Gross, speaking to The Moscow Times on the sidelines of the round table, did not elaborate on the possible consequences of his report. But a Moscow-based UN diplomat said political discrimination against sexual minorities has harmed Russia's image for years — a problem that even Russian officials admit in private conversations.

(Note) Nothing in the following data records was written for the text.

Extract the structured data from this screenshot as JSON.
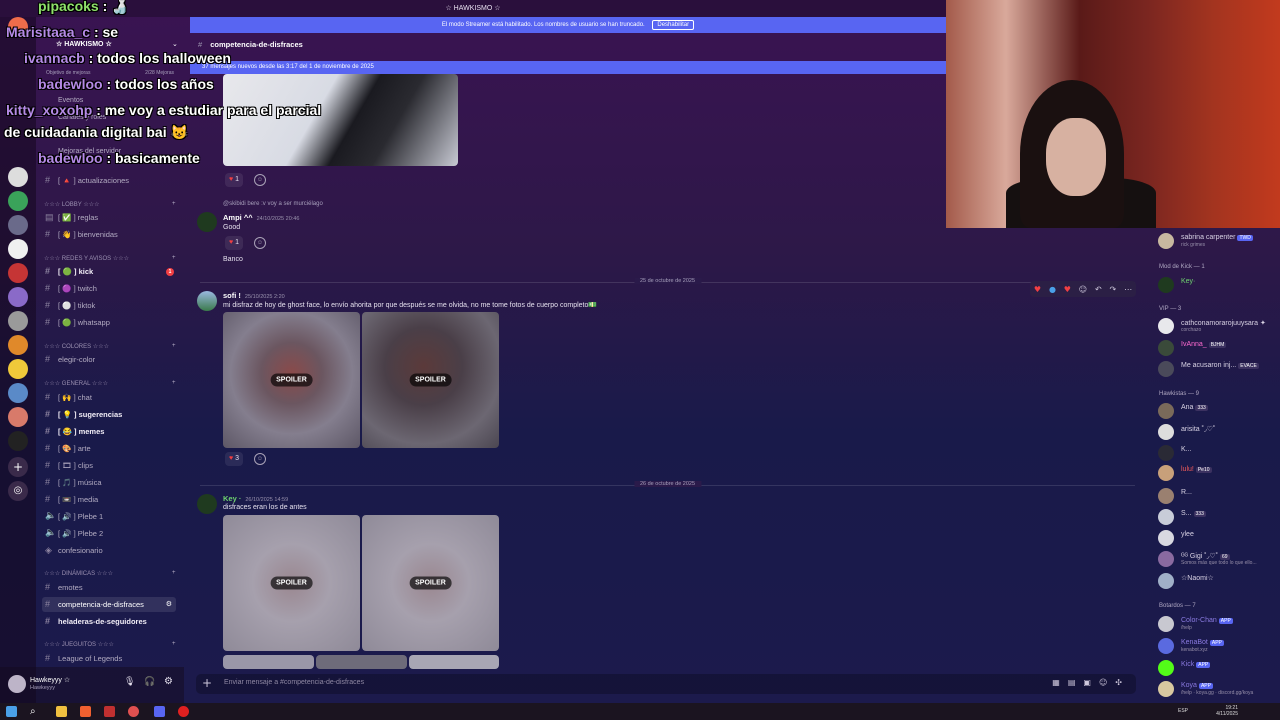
{
  "window": {
    "title": "☆ HAWKISMO ☆"
  },
  "streamer_bar": {
    "text": "El modo Streamer está habilitado. Los nombres de usuario se han truncado.",
    "button": "Deshabilitar"
  },
  "server": {
    "name": "☆ HAWKISMO ☆",
    "goal_label": "Objetivo de mejoras",
    "goal_value": "2/28 Mejoras",
    "events": "Eventos",
    "channels_roles": "Canales y roles",
    "boosts": "Mejoras del servidor"
  },
  "channels": {
    "top": [
      {
        "name": "[ 🔺 ] actualizaciones"
      }
    ],
    "categories": [
      {
        "name": "☆☆☆ LOBBY ☆☆☆"
      },
      {
        "name": "☆☆☆ REDES Y AVISOS ☆☆☆"
      },
      {
        "name": "☆☆☆ COLORES ☆☆☆"
      },
      {
        "name": "☆☆☆ GENERAL ☆☆☆"
      },
      {
        "name": "☆☆☆ DINÁMICAS ☆☆☆"
      },
      {
        "name": "☆☆☆ JUEGUITOS ☆☆☆"
      }
    ],
    "items": [
      {
        "name": "[ ✅ ] reglas"
      },
      {
        "name": "[ 👋 ] bienvenidas"
      },
      {
        "name": "[ 🟢 ] kick",
        "badge": "1"
      },
      {
        "name": "[ 🟣 ] twitch"
      },
      {
        "name": "[ ⚪ ] tiktok"
      },
      {
        "name": "[ 🟢 ] whatsapp"
      },
      {
        "name": "elegir-color"
      },
      {
        "name": "[ 🙌 ] chat"
      },
      {
        "name": "[ 💡 ] sugerencias"
      },
      {
        "name": "[ 😂 ] memes"
      },
      {
        "name": "[ 🎨 ] arte"
      },
      {
        "name": "[ 🎞 ] clips"
      },
      {
        "name": "[ 🎵 ] música"
      },
      {
        "name": "[ 📼 ] media"
      },
      {
        "name": "[ 🔊 ] Plebe 1"
      },
      {
        "name": "[ 🔊 ] Plebe 2"
      },
      {
        "name": "confesionario"
      },
      {
        "name": "emotes"
      },
      {
        "name": "competencia-de-disfraces"
      },
      {
        "name": "heladeras-de-seguidores"
      },
      {
        "name": "League of Legends"
      }
    ]
  },
  "user_panel": {
    "name": "Hawkeyyy ☆",
    "status": "Hawkeyyy"
  },
  "chat": {
    "channel": "competencia-de-disfraces",
    "new_messages": "37 mensajes nuevos desde las 3:17 del 1 de noviembre de 2025",
    "composer_placeholder": "Enviar mensaje a #competencia-de-disfraces",
    "reply_ref": "@skibidi bere :v voy a ser murciélago",
    "messages": [
      {
        "author": "Ampi ^^",
        "time": "24/10/2025 20:46",
        "text": "Good",
        "text2": "Banco",
        "reaction_count": "1"
      },
      {
        "author": "sofi !",
        "time": "25/10/2025 2:20",
        "text": "mi disfraz de hoy de ghost face, lo envío ahorita por que después se me olvida, no me tome fotos de cuerpo completo💵",
        "reaction_count": "3"
      },
      {
        "author": "Key ·",
        "time": "26/10/2025 14:59",
        "text": "disfraces eran los de antes"
      }
    ],
    "top_reaction_count": "1",
    "dividers": [
      "25 de octubre de 2025",
      "26 de octubre de 2025"
    ],
    "spoiler_label": "SPOILER"
  },
  "members": {
    "top": [
      {
        "name": "sabrina carpenter",
        "tag": "TWD",
        "status": "rick grimes"
      }
    ],
    "groups": [
      {
        "label": "Mod de Kick — 1",
        "members": [
          {
            "name": "Key·"
          }
        ]
      },
      {
        "label": "VIP — 3",
        "members": [
          {
            "name": "cathconamorarojuuysara ✦",
            "status": "corchazo"
          },
          {
            "name": "IvAnna_",
            "tag": "BJHM"
          },
          {
            "name": "Me acusaron inj...",
            "tag": "EVACE"
          }
        ]
      },
      {
        "label": "Hawkistas — 9",
        "members": [
          {
            "name": "Ana",
            "tag": "333"
          },
          {
            "name": "arisita ˚◞♡˚"
          },
          {
            "name": "K..."
          },
          {
            "name": "lulu!",
            "tag": "Pe10"
          },
          {
            "name": "R..."
          },
          {
            "name": "S...",
            "tag": "333"
          },
          {
            "name": "ylee"
          },
          {
            "name": "ᴳᴳ Gigi ˚◞♡˚",
            "tag": "69",
            "status": "Somos más que todo lo que ello..."
          },
          {
            "name": "☆Naomi☆"
          }
        ]
      },
      {
        "label": "Botardos — 7",
        "members": [
          {
            "name": "Color-Chan",
            "tag": "APP",
            "status": "/help"
          },
          {
            "name": "KenaBot",
            "tag": "APP",
            "status": "kenabot.xyz"
          },
          {
            "name": "Kick",
            "tag": "APP"
          },
          {
            "name": "Koya",
            "tag": "APP",
            "status": "/help · koya.gg · discord.gg/koya"
          }
        ]
      }
    ]
  },
  "overlay_chat": [
    {
      "user": "pipacoks",
      "text": ": 🍶"
    },
    {
      "user": "Marisitaaa_c",
      "text": ": se"
    },
    {
      "user": "ivannacb",
      "text": ": todos los halloween"
    },
    {
      "user": "badewloo",
      "text": ": todos los años"
    },
    {
      "user": "kitty_xoxohp",
      "text": ": me voy a estudiar para el parcial"
    },
    {
      "user": "",
      "text": "de cuidadania digital bai 😺"
    },
    {
      "user": "badewloo",
      "text": ": basicamente"
    }
  ],
  "taskbar": {
    "time": "19:21",
    "date": "4/11/2025",
    "lang": "ESP"
  },
  "colors": {
    "accent": "#5865f2",
    "danger": "#f23f43"
  }
}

He spoke on condition of anonymity because he was not authorized to talk to the media.
But pushing for gay rights might have domestic repercussions because many people remain hostile toward sexual minorities and are likely to disapprove of any political effort to support them.
Even the liberal Yabloko party is divided on whether to collaborate with gay activists, said Galina Mikhailova, a senior party member who attended Wednesday's round table.
"It is a very difficult topic that can only be resolved in a democratic country, not in an authoritarian one like ours," she said.
In a tacit confirmation of her words, the country's six other registered political parties, including the ruling United Russia, declined to participate in the round table.
Male homosexuality was a criminal offense in the Soviet Union, but the clause was canceled by Russia, which after joining the Council of Europe in 1996 signed the European Convention of Human Rights that holds it responsible for protecting the rights of sexual minorities.
Still, homophobia runs deep in society, with Tambov Governor Oleg Betin even saying publicly in 2008 that gays "should be torn apart and their pieces thrown to the wind." Gay activists unsuccessfully sued him over the statement.
Kochetkov said Wednesday that Betin's call, if taken literally, would result in the slaughter of 4 percent of the population. He was referring to a nationwide Levada poll on sexual orientation conducted last year.
"That means each of us could potentially be killed," Kochetkov said.